Of late, I have started working on hybrid mobile application development using Cordova, HTML5, JS, CSS. I was quite fortunate to have started my learning with this awesome framework called ionic. Ionic is a framework built on top of angular js, and is purely meant for hybrid mobile applications development. Ionic offers different components like angular extensions for commonly used/required mobile UI controls, CSS which creates a percentage based layout, and icons which offers a rich icon set primarily for ios and android.  Apart from all of these, the most useful and the powerful component from ionic is the Ionic CLI (command line utility). They have painstakingly taken care of most of the developer productivity concerns and addressed them. In this post, I will walk through some of the basic commands and options available in ionic CLI to get started.

Installing ionic:

Ionic is available as a node package. So, getting started with ionic is as simple as installing the package using npm. The latest available version as of this post is 1.3.3.

$ npm install -g ionic

Ionic requires cordova under the hood for building the application for multi-platform. So install cordova using the below command

$ npm install -g cordova

Creating Projects with ionic:

Creating projects using ionic is much more simpler, as it offers seed projects/templates for the most frequently used mobile UI layouts. To name a few,

  1. blank – a vanilla angular js based seed application
  2. sidemenu – brings out an application with a side menu bar view
  3. tabs – bring out an application with a tabbed view
$ ionic start <app-name> blank|sidemenu|tabs

If no options are provided, “tabs” is considered by default.

Running the project:

Ionic offers multiple options to run the application.

Run in the browser

To run the application in a browser, navigate to the application’s root directory and run the below command. Make sure “www” folder is present inside the directory from where this command is triggered.

$ ionic serve

The output of the above command will be like this, it also shows other options that are available when the application is running.

Running dev server: http://localhost:8100
Running live reload server: http://localhost:35729
Watching : [ ‘www/**/*’, ‘!www/lib/**/*’ ]
Ionic server commands, enter:
restart or r to restart the client app from the root
goto or g and a url to have the app navigate to the given url
consolelogs or c to enable/disable console log output
serverlogs or s to enable/disable server log output
quit or q to shutdown the server and exit

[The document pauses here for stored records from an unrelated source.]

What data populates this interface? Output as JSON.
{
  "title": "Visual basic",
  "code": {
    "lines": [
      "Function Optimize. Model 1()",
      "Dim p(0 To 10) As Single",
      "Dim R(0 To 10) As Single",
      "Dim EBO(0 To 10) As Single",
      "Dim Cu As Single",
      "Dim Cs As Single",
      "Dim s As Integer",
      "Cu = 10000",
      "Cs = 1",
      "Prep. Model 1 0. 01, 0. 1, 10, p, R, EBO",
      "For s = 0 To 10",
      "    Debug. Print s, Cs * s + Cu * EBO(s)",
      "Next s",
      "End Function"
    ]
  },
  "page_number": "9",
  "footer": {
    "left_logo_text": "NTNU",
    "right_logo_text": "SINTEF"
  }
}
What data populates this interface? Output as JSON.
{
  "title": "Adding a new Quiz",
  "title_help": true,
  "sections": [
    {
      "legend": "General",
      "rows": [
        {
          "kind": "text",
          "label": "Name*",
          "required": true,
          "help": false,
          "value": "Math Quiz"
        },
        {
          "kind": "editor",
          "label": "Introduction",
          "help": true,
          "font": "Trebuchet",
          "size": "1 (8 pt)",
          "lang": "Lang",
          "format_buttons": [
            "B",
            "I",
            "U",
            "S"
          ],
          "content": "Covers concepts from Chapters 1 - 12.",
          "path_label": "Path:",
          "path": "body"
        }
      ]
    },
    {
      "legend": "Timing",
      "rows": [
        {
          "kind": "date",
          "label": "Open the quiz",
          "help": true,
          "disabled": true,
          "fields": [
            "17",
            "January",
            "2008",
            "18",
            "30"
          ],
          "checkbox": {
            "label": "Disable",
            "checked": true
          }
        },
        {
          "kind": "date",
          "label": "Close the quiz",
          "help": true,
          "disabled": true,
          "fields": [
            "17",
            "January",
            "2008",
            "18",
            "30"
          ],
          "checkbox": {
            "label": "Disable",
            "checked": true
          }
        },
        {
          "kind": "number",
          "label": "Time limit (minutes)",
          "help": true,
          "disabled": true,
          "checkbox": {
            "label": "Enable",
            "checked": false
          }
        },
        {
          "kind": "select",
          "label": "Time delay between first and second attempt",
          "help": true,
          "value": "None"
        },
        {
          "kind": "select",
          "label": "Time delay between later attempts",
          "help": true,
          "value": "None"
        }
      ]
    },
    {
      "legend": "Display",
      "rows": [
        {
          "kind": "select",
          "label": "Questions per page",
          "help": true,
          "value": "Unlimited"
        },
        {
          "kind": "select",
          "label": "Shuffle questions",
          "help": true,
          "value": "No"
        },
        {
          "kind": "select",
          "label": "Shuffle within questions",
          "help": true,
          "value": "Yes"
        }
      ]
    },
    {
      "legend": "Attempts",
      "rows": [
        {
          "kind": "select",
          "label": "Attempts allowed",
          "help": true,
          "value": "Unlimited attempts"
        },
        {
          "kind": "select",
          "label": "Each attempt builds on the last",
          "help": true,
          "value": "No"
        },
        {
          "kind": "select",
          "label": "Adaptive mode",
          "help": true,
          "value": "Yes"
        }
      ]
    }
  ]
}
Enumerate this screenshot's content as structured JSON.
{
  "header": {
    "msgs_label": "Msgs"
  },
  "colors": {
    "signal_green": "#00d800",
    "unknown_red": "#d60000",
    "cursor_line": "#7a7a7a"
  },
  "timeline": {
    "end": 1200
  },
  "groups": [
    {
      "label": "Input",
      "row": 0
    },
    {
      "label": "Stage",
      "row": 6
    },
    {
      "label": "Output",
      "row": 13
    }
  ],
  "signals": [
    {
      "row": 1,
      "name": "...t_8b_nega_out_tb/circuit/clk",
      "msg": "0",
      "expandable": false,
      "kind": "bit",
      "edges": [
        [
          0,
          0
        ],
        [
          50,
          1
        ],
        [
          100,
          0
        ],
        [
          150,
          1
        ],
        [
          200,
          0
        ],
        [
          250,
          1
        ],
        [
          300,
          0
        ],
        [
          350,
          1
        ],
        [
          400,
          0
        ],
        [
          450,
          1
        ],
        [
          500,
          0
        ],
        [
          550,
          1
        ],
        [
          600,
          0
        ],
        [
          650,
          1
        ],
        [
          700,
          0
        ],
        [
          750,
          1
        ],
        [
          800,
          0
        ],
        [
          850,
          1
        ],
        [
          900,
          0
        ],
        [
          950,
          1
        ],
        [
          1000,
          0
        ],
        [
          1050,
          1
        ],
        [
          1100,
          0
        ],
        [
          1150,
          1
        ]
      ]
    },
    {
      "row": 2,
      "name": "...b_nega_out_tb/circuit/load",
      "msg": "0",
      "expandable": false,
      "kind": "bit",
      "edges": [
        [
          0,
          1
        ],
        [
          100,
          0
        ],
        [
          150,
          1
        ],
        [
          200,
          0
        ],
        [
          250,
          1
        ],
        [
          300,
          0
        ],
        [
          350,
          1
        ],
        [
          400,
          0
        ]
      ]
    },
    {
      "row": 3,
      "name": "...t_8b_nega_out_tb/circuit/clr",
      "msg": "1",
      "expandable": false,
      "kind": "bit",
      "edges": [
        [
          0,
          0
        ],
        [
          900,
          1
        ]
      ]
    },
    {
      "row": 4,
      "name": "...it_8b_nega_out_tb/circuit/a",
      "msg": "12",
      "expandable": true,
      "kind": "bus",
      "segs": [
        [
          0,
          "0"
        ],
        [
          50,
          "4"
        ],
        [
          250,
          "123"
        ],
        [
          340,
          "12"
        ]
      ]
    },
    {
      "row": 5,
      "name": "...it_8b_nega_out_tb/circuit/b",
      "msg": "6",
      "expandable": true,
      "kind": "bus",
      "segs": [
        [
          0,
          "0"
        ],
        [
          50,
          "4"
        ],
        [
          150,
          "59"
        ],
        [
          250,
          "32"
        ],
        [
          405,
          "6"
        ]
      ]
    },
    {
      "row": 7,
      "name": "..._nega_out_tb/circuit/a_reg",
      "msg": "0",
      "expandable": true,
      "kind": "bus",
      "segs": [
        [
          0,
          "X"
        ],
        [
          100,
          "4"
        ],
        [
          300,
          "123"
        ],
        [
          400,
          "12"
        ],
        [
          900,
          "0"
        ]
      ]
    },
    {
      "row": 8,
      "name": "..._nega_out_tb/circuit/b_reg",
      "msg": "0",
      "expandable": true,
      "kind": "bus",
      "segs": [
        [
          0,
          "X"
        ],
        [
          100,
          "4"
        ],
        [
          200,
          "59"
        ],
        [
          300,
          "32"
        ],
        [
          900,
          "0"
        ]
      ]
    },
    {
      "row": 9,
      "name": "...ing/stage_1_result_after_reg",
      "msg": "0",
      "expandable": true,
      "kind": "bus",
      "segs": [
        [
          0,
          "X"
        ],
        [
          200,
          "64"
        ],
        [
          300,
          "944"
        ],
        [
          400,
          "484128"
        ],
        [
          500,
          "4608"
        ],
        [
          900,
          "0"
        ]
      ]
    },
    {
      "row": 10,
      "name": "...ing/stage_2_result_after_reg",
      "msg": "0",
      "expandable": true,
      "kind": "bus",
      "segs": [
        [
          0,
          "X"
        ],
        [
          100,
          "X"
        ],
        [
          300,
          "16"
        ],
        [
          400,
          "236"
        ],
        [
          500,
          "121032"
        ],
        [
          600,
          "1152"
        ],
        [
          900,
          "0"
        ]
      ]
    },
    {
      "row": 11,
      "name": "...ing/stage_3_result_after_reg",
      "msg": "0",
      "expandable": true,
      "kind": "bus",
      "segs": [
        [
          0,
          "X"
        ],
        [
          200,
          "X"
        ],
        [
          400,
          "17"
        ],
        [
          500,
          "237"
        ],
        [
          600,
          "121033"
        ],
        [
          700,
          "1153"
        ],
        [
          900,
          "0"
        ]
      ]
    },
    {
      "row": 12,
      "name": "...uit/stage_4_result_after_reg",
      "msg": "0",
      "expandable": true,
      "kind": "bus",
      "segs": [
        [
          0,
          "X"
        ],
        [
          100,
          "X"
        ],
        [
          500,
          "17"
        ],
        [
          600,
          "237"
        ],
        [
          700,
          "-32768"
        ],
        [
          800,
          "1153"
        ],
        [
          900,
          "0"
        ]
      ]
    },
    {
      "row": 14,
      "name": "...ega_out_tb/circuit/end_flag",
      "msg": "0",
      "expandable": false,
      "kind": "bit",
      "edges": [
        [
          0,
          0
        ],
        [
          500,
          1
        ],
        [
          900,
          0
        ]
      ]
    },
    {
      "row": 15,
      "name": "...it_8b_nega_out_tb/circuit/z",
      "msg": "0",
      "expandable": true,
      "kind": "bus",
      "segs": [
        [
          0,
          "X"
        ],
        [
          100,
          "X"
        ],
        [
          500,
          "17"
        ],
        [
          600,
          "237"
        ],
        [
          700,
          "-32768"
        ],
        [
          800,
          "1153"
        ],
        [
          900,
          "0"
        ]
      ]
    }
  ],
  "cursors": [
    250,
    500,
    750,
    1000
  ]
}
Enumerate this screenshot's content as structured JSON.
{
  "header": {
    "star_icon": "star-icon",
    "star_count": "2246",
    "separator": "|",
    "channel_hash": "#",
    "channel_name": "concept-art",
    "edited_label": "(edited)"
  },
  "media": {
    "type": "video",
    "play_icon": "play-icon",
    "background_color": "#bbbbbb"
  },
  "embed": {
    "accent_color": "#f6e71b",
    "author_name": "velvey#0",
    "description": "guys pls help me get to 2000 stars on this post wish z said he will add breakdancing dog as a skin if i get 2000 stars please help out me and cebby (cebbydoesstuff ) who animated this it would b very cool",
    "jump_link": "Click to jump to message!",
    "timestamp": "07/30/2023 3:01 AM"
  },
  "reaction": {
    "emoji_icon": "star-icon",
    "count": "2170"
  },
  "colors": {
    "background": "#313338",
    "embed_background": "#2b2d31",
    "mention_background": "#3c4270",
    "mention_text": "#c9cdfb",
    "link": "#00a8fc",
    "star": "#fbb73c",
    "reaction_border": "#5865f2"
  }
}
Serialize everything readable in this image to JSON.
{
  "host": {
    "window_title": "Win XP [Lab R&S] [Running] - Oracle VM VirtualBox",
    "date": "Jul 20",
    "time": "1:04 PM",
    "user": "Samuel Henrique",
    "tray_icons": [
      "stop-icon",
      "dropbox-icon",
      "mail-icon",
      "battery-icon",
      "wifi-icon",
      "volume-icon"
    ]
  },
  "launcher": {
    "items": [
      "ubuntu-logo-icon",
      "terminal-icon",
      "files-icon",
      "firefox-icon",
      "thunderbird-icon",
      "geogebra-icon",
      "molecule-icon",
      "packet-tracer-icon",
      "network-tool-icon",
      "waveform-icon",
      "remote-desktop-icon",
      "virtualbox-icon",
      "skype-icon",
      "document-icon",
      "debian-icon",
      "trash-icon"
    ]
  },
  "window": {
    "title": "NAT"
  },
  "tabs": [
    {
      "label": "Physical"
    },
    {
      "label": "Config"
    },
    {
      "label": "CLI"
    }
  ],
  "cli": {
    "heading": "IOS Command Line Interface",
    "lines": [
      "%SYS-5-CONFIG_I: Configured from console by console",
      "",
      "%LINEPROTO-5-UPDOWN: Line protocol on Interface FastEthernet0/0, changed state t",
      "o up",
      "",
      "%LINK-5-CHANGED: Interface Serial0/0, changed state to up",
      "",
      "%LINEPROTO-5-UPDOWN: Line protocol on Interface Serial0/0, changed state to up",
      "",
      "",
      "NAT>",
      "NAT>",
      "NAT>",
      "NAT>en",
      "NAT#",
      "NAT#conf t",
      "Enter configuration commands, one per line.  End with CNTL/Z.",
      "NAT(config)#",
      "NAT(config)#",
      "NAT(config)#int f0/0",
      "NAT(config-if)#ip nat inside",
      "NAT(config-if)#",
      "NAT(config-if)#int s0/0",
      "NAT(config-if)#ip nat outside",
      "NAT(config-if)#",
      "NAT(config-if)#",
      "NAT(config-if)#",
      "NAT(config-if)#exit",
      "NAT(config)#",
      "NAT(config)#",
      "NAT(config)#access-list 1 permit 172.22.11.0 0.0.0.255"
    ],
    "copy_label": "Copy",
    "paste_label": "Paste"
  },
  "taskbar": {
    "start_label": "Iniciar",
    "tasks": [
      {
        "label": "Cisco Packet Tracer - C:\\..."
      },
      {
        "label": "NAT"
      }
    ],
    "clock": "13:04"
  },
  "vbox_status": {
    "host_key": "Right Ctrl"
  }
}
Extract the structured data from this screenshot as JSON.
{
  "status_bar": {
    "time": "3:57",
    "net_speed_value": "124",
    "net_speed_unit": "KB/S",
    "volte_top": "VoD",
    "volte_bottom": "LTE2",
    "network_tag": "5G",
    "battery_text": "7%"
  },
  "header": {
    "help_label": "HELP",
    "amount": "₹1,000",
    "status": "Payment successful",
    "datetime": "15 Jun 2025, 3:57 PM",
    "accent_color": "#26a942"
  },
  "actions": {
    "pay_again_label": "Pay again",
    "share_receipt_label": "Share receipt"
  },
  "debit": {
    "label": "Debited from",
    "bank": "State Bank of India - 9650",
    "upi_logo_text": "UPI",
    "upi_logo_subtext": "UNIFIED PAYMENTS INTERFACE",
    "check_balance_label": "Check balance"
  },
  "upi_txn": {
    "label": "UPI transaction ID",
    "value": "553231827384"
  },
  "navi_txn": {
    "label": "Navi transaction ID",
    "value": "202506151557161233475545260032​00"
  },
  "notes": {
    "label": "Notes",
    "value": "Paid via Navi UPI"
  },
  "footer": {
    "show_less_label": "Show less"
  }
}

This will serve the application under a node server. This would also start a live reload server, which I found is another great value addition. Live reload server will watch for any changes inside “www” folder and automatically reload the same in the browser. So, as you make any change and click save in your favourite editor, the change would get automatically refreshed in the browser(s).

Another cool feature about “ionic serve” is the side by side android/ios view of the application. Running the below command just does that.

$ ionic serve --lab

In the below screenshot, the left is iOS and the right is android’s view of the sample ionic tabs application.


Adding platforms to the project:

Adding platforms to the project is similar to the Cordova command

$ ionic platform add android
$ ionic platform add ios

Building for android platform requires android SDK/build tools to be available in the machine as pre-requisite. Building for iOS requires Mac OS X machine with XCode

Building for specific platforms is done via the below commands

$ ionic build android
$ ionic build ios

Running in the emulator:

Android emulation requires AVDs be configured appropriately in the machine, if it’s not configured, run the below commands to configure the same.

$ android list targets
$ android create avd -n name -t targetID 

targetID – the id of the target (listed by the first command) based on which the AVD needs to be created.

iOS simulation is possible only in MAC and it requires another node package to be installed. Run the below command to install the same

$ npm install -g ios-sim

Now you are all set to emulate your ionic application using the below commands.

$ ionic emulate android
$ ionic emulate ios

Running in the device:

If an android/ios device is plugged in via USB to the machine, then “ionic run” commands will deploy the application to the device directly. Make sure the target device is detected by the machine before running these commands. In case of android, run the following command to confirm the device is detected by the machine

$ adb devices -l

In case of iOS, the appropriate developer certificate and the provisioning profile need to be set for the application. These can be set by opening “yourprojectname.xcodeproj” once in XCode.

Below command runs the application in their corresponding devices

$ ionic run android 
$ ionic run ios

So, that’s a quick sneak peek of the basic yet powerful commands that ionic offers. There are still a lot more useful commands that ionic offers. These would be a good to know stuffs to get started with ionic. And of course Ionic’s documentation is a very comprehensive one covering all the aspects making it very easy and smooth for anyone to learn. A lot of working examples are available in codepen as well.